Unsung Heroes of the set: dancers.
I’ve been shooting Mandy’s latest video which is for her single from an upcoming movie Center Stage. The film tells the story of a new selection of young dancers arriving at a fictitious dance school (The American Ballet Company) and their trials and tribulations on the road to success. For our video we hired 13 dancers to prance around in leotards and Pointe shoes for two days…at least that’s the way it looks to the uneducated eye.
Reality: We had a casting session last week to which maybe 60 people turned up. Within 15 minutes they’d all learned a basic routine choreographed by Travis Payne and ten minutes later we’d sent the bulk of them back out into the cold night air in the knowledge that they’d lost the gig.
The lucky troupe then rehearsed solidly for two days.
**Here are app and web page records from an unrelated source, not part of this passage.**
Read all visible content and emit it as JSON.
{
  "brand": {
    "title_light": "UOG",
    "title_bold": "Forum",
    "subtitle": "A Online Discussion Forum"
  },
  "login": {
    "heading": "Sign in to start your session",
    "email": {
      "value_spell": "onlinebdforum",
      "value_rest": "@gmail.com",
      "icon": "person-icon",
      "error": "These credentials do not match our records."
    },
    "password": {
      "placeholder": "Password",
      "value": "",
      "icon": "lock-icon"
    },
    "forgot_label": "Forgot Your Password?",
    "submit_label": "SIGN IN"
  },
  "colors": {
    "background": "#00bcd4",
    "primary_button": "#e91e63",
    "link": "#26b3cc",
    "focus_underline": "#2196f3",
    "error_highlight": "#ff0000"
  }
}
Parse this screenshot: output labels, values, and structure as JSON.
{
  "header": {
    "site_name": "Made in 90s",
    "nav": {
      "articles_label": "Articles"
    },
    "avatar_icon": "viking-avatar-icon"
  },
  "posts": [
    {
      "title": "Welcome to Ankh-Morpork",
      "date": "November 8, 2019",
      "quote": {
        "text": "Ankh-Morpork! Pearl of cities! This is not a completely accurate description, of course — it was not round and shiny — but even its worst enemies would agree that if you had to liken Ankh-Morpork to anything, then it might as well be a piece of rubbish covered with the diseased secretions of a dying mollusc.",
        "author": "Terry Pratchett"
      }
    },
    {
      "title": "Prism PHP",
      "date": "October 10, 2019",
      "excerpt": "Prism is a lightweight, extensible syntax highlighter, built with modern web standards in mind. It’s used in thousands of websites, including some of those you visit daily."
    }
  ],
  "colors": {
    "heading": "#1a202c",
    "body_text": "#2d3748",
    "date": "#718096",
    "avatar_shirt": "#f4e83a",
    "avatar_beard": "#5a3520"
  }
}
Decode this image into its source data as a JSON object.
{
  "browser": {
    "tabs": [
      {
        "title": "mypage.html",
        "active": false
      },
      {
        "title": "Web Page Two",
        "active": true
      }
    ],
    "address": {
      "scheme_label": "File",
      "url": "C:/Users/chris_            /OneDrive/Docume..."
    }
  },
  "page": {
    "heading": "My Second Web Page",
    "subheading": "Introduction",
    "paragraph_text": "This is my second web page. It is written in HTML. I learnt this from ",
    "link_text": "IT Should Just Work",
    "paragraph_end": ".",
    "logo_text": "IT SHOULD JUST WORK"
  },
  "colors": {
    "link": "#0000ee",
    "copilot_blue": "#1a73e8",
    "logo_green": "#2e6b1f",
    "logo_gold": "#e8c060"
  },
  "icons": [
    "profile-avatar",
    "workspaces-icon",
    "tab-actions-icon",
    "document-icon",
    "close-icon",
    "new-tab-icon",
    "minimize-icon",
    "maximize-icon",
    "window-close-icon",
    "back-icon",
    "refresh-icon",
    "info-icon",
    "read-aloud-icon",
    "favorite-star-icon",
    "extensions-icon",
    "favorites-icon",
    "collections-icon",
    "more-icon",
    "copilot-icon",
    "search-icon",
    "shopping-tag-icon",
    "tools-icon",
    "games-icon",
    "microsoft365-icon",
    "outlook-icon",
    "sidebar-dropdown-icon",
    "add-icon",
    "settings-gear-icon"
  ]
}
Travis, and his assistant Bart, made them do a series of gravity defying, muscle ripping moves over and over again until they were sinew perfect…then I arrived on the scene. Yesterday I made them hang around for hours before thrusting them into the routine over and over and over until I’d shot what I wanted. Despite their cries for rest and water I pressed on till I was sated.
This morning I watched them all arrive, slip through make-up and warm up in the big room, lost in the anonymity that being a “crowd member” gives them. I marvelled from across the room as they pulled their legs up level with their faces, stood up on their toes and pulled themselves across the floor as their bodies screamed silently against the impossible shapes they were being forced to assume. And this is just the warm up – the necessary limbering they must do to prevent serious injury when dancing commences. And a careless slip or twist can put you on the breadline in no time. Somebody mentioned that our star dancer (Sascha Redetsky – he’s in the movie) has had two operations on his ankles because of his dancing and he’s only just in his 20’s.
For a dancer the pay is nothing to write home about, the work is sporadic and injury is a fact of life. Yet nothing can displace the passion they all have for this wonderful art – the throwing of their bodies through the air and the turning of their heads and torsos gently that way or this to put a lump in one’s throat as 26 arms flutter in glorious, choreographed harmony. It is a wonderful sight to behold as 13 humans take their collective years of training, subjugate themselves to one man’s vision and intricately ape each others moves so that we can all experience a moment of beauty.